Guidelines For Artists
1. Deal Memo Clause: Much like a facility, you should attempt to negotiate the use of shots you’ve contributed to for self-promotional purpose at the time you negotiate your deal memo. It may not be possible to put this in writing, but making it clear you are thinking of this prior to the start of the project is good practice.
2. Wait for General Market Release: Never use footage from a media project in any format before the general market release of the project. This includes the home video market (DVD, Blu-Ray or in an On-Demand format) for theatrical film projects or the mass-market television or internet release of other media projects by the copyright holder.
3. Plates, Intermediate Materials & Builds: Never use original plates or other non-final material in any form without the express consent of the visual effects production company, or distributor Any “builds” or shot breakdowns that utilize intermediate materials to demonstrate how a shot was executed should be approved by the facility or copyright holder and should be properly credited as work contributed to create the shot.
4. Images from Released Version Only: When including imagery in your demo reel, only use shots that appear in the released version of the media project. Do not publicly release shots that were cut from the final movie or use alternate take that you prefer.
5. Actor Approval: Artists should be aware that lead actors in film and television projects will normally have clauses in their contracts that give them final approval over how their images are used. Any unauthorized use of an actor’s image by an individual artist could result in legal action or industry blacklisting of both the visual effects company and the individual artist. Never show camera original plates (“before” portion of a before/after comparison) of a lead actor without the express written consent of the copyright holder or visual effects company.
6. Theatrical Trailer Shots: If you worked on material that has been released in a theatrical or mass-market promotional trailer, it is generally considered acceptable to use those shots in your demo.
7. Social Media: A demo reel is a professional tool to help you market your skills for future employment. It should not be intended for public consumption. Avoid unwanted and unnecessary exposure on public forums and social media sites.
8. Third-Party Websites: Do not provide your demo reel to any other websites. If you receive a request to show parts of your demo reel, refer the requester to the studio’s or VFX facility’s marketing departments or publicists for their own approval.
9. Breakdowns: Always provide a reel breakdown in text or pdf format on your website. It's important to explain to a viewer what you did on every shot.
10. Proper Credit: Give credit where credit is due. In your reel breakdown, identify the work you did, and the work you didn't do. Thank the VFX facilities and/or studios, and acknowledge the copyright owner for the material (i.e. “copyright Paramount Pictures”), preferably as a small watermark on the shot.
11. Private Viewing Format & Security: When possible, show your demo reel on a portable device and do not leave it behind. If posting the materials on your own website or a video sharing website (such as Vimeo), always use password protection. Passwords should then only be provided on a one-to-one basis to potential employers. This will enhance security and limit the ways you might be exposed to legal consequences.
For both facilities and artists, it is always best to be cautious, as well as honest, about your use of copyrighted material.

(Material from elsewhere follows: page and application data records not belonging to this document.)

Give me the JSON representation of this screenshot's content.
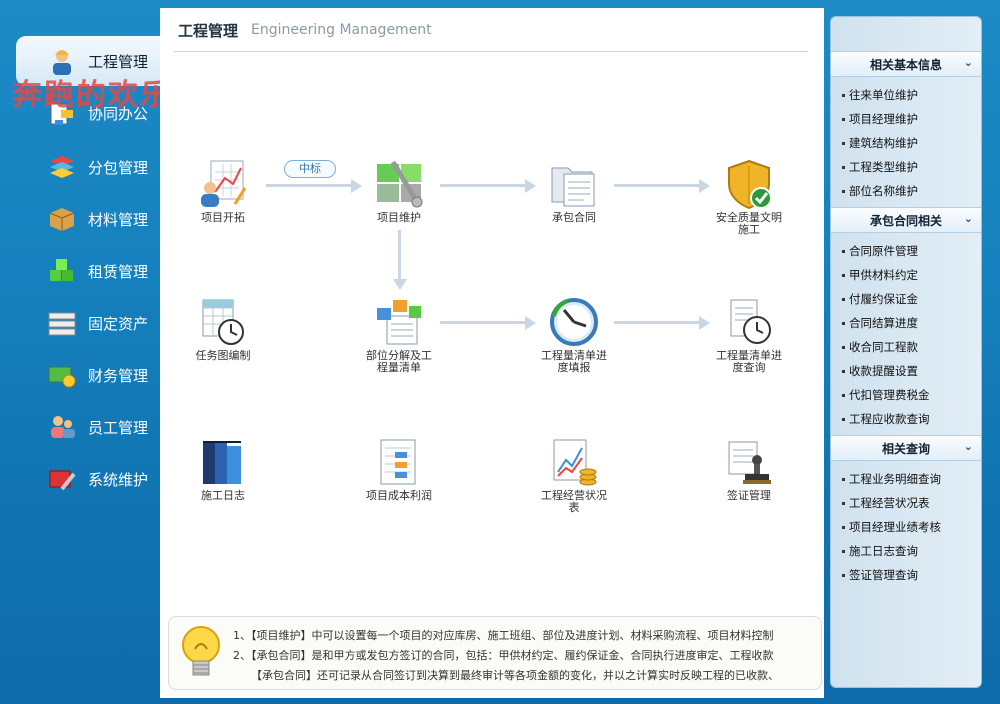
{
  "watermark": "奔跑的欢乐豆",
  "sidebar": {
    "items": [
      {
        "label": "工程管理",
        "icon": "engineer-icon",
        "active": true
      },
      {
        "label": "协同办公",
        "icon": "office-icon"
      },
      {
        "label": "分包管理",
        "icon": "layers-icon"
      },
      {
        "label": "材料管理",
        "icon": "box-icon"
      },
      {
        "label": "租赁管理",
        "icon": "cubes-icon"
      },
      {
        "label": "固定资产",
        "icon": "server-icon"
      },
      {
        "label": "财务管理",
        "icon": "money-icon"
      },
      {
        "label": "员工管理",
        "icon": "users-icon"
      },
      {
        "label": "系统维护",
        "icon": "tools-icon"
      }
    ]
  },
  "main": {
    "title": "工程管理",
    "subtitle": "Engineering Management",
    "flow_tag": "中标",
    "nodes": [
      {
        "label": "项目开拓",
        "icon": "project-expand-icon"
      },
      {
        "label": "项目维护",
        "icon": "project-maintain-icon"
      },
      {
        "label": "承包合同",
        "icon": "contract-folder-icon"
      },
      {
        "label": "安全质量文明施工",
        "icon": "safety-shield-icon"
      },
      {
        "label": "任务图编制",
        "icon": "task-chart-icon"
      },
      {
        "label": "部位分解及工程量清单",
        "icon": "decompose-icon"
      },
      {
        "label": "工程量清单进度填报",
        "icon": "progress-clock-icon"
      },
      {
        "label": "工程量清单进度查询",
        "icon": "progress-query-icon"
      },
      {
        "label": "施工日志",
        "icon": "log-books-icon"
      },
      {
        "label": "项目成本利润",
        "icon": "cost-profit-icon"
      },
      {
        "label": "工程经营状况表",
        "icon": "business-chart-icon"
      },
      {
        "label": "签证管理",
        "icon": "stamp-icon"
      }
    ],
    "tips": [
      "1、【项目维护】中可以设置每一个项目的对应库房、施工班组、部位及进度计划、材料采购流程、项目材料控制",
      "2、【承包合同】是和甲方或发包方签订的合同，包括：甲供材约定、履约保证金、合同执行进度审定、工程收款",
      "【承包合同】还可记录从合同签订到决算到最终审计等各项金额的变化，并以之计算实时反映工程的已收款、"
    ]
  },
  "right": {
    "sections": [
      {
        "title": "相关基本信息",
        "items": [
          "往来单位维护",
          "项目经理维护",
          "建筑结构维护",
          "工程类型维护",
          "部位名称维护"
        ]
      },
      {
        "title": "承包合同相关",
        "items": [
          "合同原件管理",
          "甲供材料约定",
          "付履约保证金",
          "合同结算进度",
          "收合同工程款",
          "收款提醒设置",
          "代扣管理费税金",
          "工程应收款查询"
        ]
      },
      {
        "title": "相关查询",
        "items": [
          "工程业务明细查询",
          "工程经营状况表",
          "项目经理业绩考核",
          "施工日志查询",
          "签证管理查询"
        ]
      }
    ]
  },
  "colors": {
    "background": "#1580bd",
    "panel": "#ffffff",
    "arrow": "#c9d6e4",
    "watermark": "#e64646"
  }
}
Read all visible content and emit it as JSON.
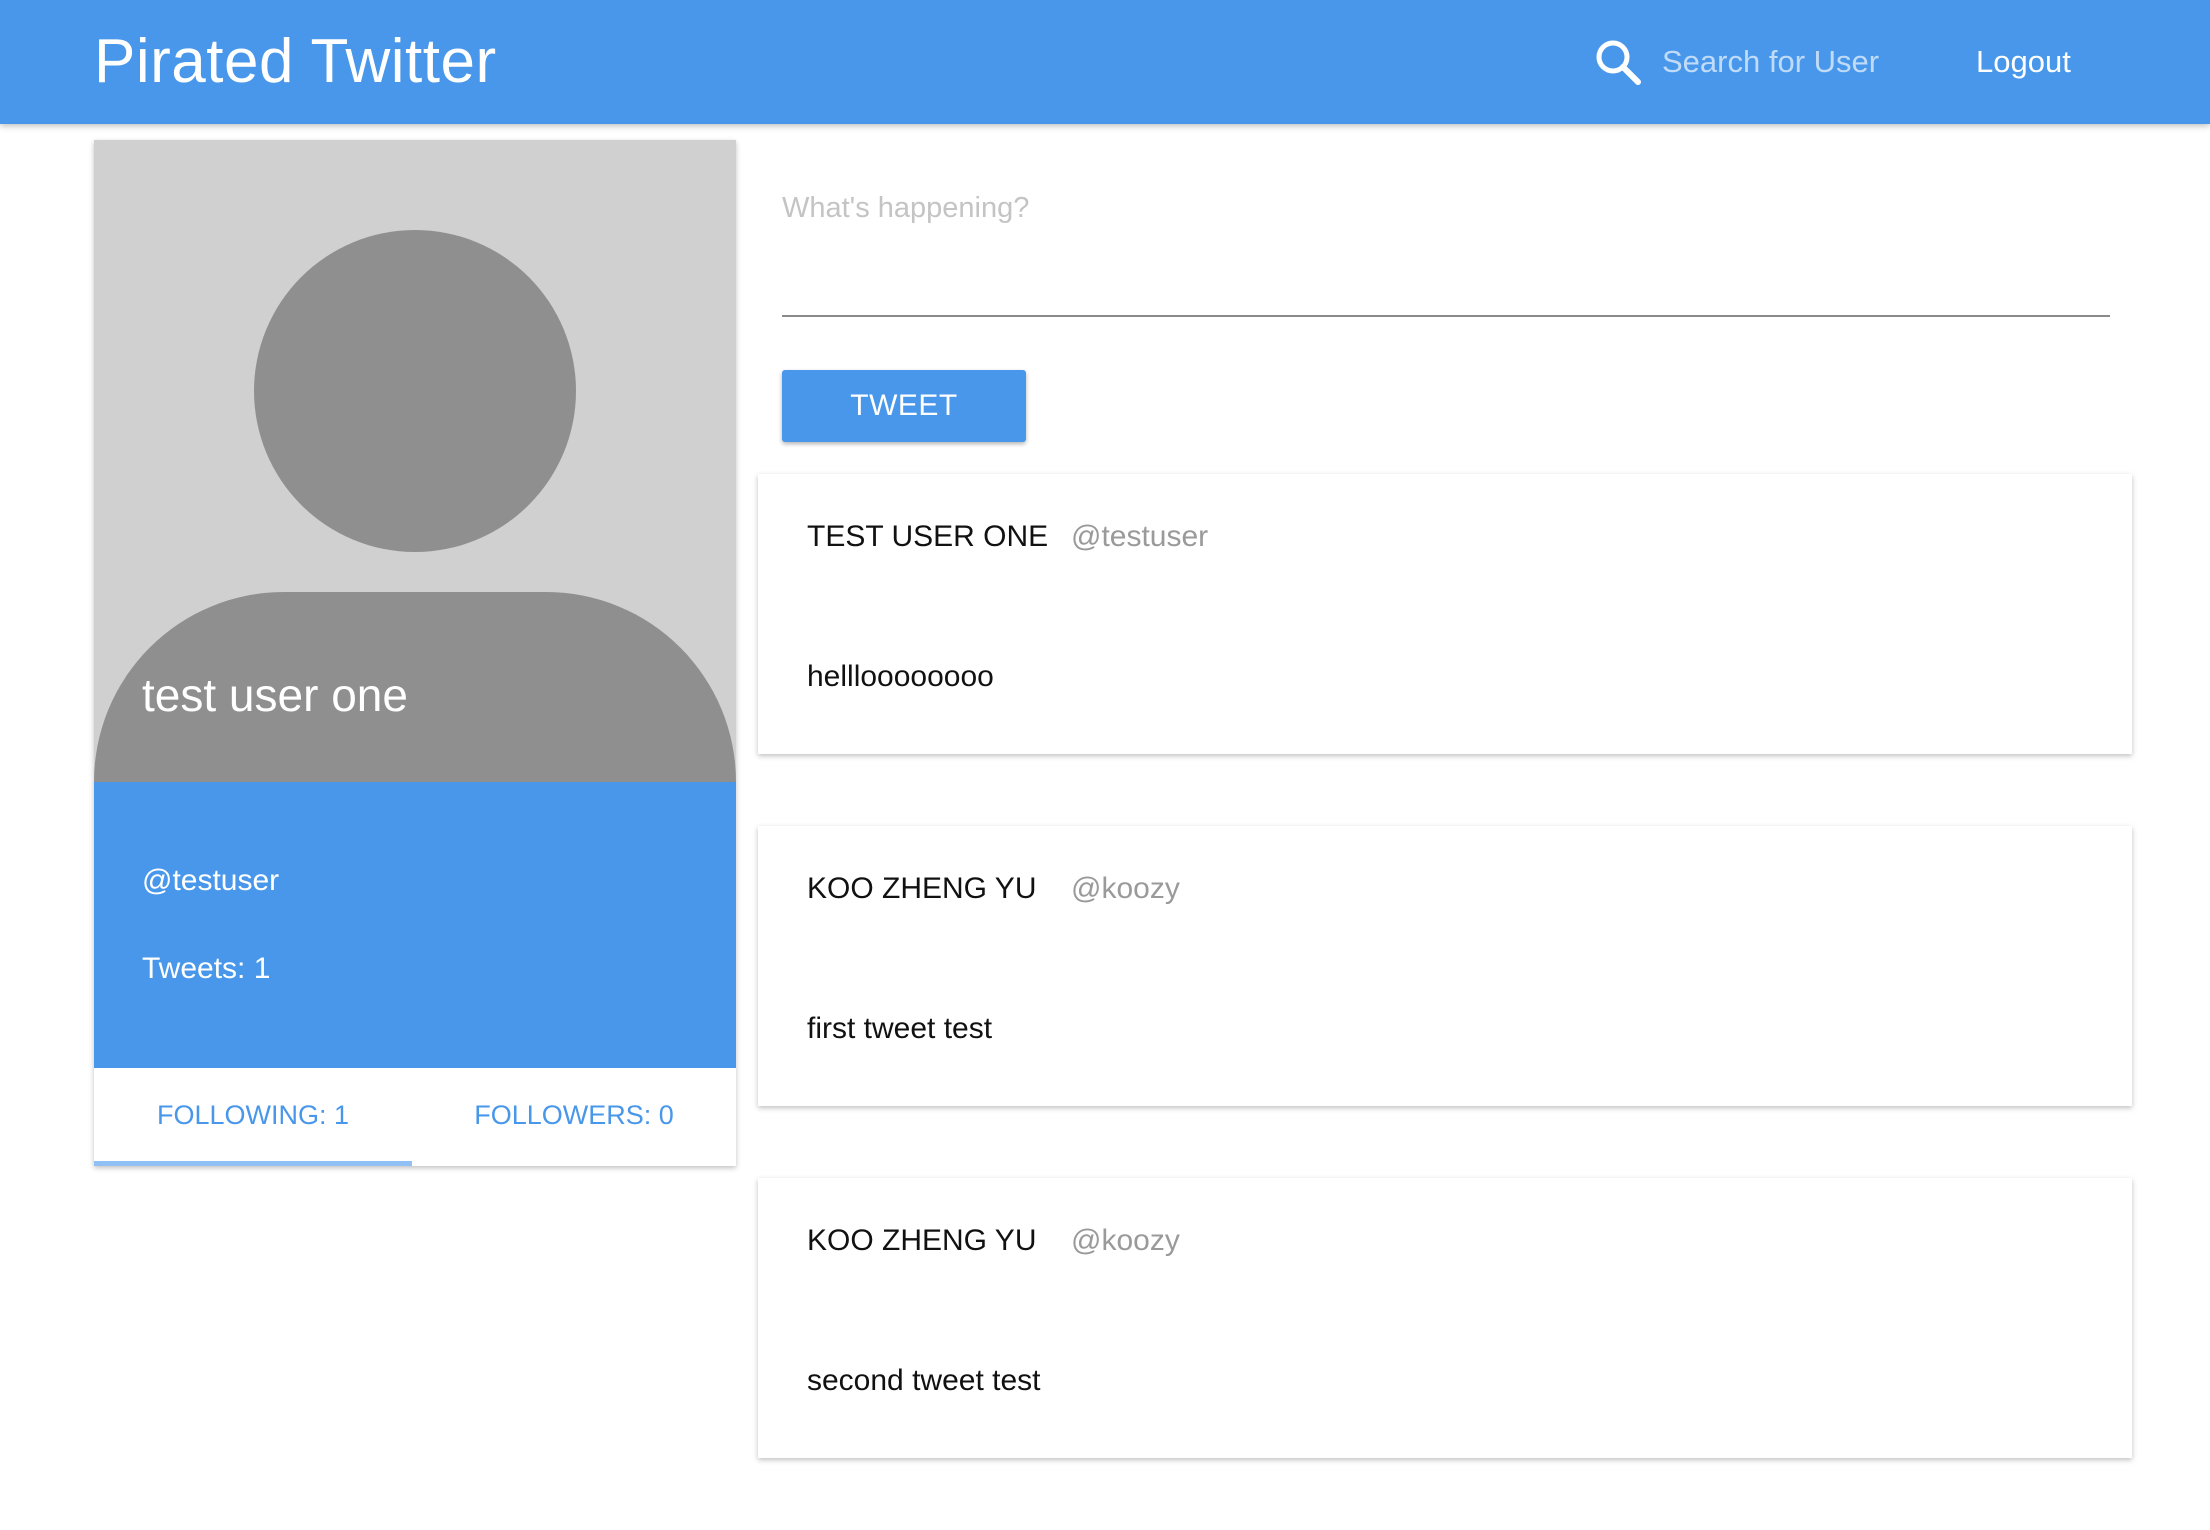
{
  "app": {
    "title": "Pirated Twitter"
  },
  "header": {
    "search": {
      "placeholder": "Search for User",
      "value": ""
    },
    "logout_label": "Logout"
  },
  "profile": {
    "name": "test user one",
    "handle": "@testuser",
    "tweets_label": "Tweets: 1",
    "tabs": {
      "following_label": "FOLLOWING: 1",
      "followers_label": "FOLLOWERS: 0",
      "active": "following"
    }
  },
  "composer": {
    "placeholder": "What's happening?",
    "value": "",
    "button_label": "TWEET"
  },
  "feed": [
    {
      "author": "TEST USER ONE",
      "handle": "@testuser",
      "text": "hellloooooooo"
    },
    {
      "author": "KOO ZHENG YU",
      "handle": "@koozy",
      "text": "first tweet test"
    },
    {
      "author": "KOO ZHENG YU",
      "handle": "@koozy",
      "text": "second tweet test"
    }
  ],
  "colors": {
    "primary": "#4897ea",
    "avatar_bg": "#d0d0d0",
    "avatar_fg": "#8f8f8f",
    "handle_grey": "#9a9a9a"
  },
  "icons": {
    "search": "search-icon",
    "avatar": "default-avatar-silhouette"
  }
}
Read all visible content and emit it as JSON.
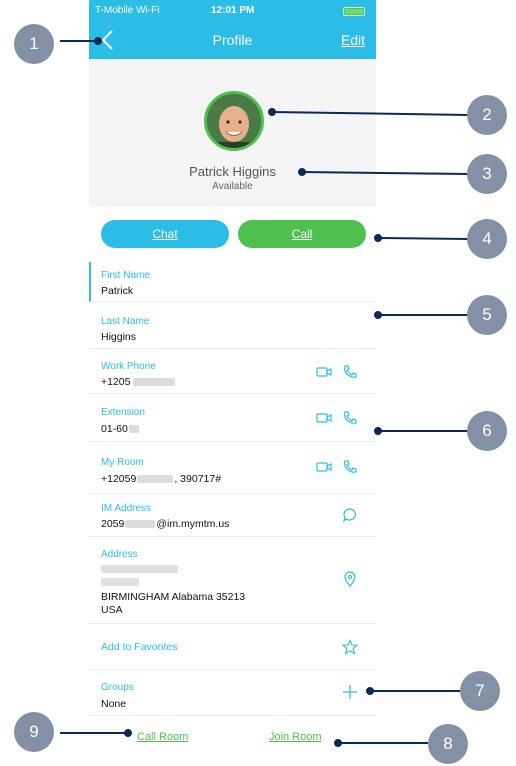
{
  "status_bar": {
    "carrier": "T-Mobile Wi-Fi",
    "time": "12:01 PM"
  },
  "nav": {
    "title": "Profile",
    "edit_label": "Edit",
    "back_icon": "chevron-left-icon"
  },
  "contact": {
    "name": "Patrick Higgins",
    "presence": "Available"
  },
  "actions": {
    "chat_label": "Chat",
    "call_label": "Call"
  },
  "fields": {
    "first_name": {
      "label": "First Name",
      "value": "Patrick"
    },
    "last_name": {
      "label": "Last Name",
      "value": "Higgins"
    },
    "work_phone": {
      "label": "Work Phone",
      "value": "+1205"
    },
    "extension": {
      "label": "Extension",
      "value": "01-60"
    },
    "my_room": {
      "label": "My Room",
      "value_prefix": "+12059",
      "value_suffix": ", 390717#"
    },
    "im_address": {
      "label": "IM Address",
      "value_prefix": "2059",
      "value_suffix": "@im.mymtm.us"
    },
    "address": {
      "label": "Address",
      "line3": "BIRMINGHAM Alabama 35213",
      "line4": "USA"
    },
    "favorites": {
      "label": "Add to Favorites"
    },
    "groups": {
      "label": "Groups",
      "value": "None"
    }
  },
  "footer": {
    "call_room_label": "Call Room",
    "join_room_label": "Join Room"
  },
  "callouts": [
    "1",
    "2",
    "3",
    "4",
    "5",
    "6",
    "7",
    "8",
    "9"
  ],
  "colors": {
    "accent_blue": "#2cbde6",
    "accent_green": "#4fbf4d",
    "callout": "#8391a7"
  }
}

Though there are no clear cut rules on these matters, the more that you can show you are being responsible with the material, the less likely you will offend someone. By following the rules above, and basic common sense, you should be able to safely present your work to potential employers and clients.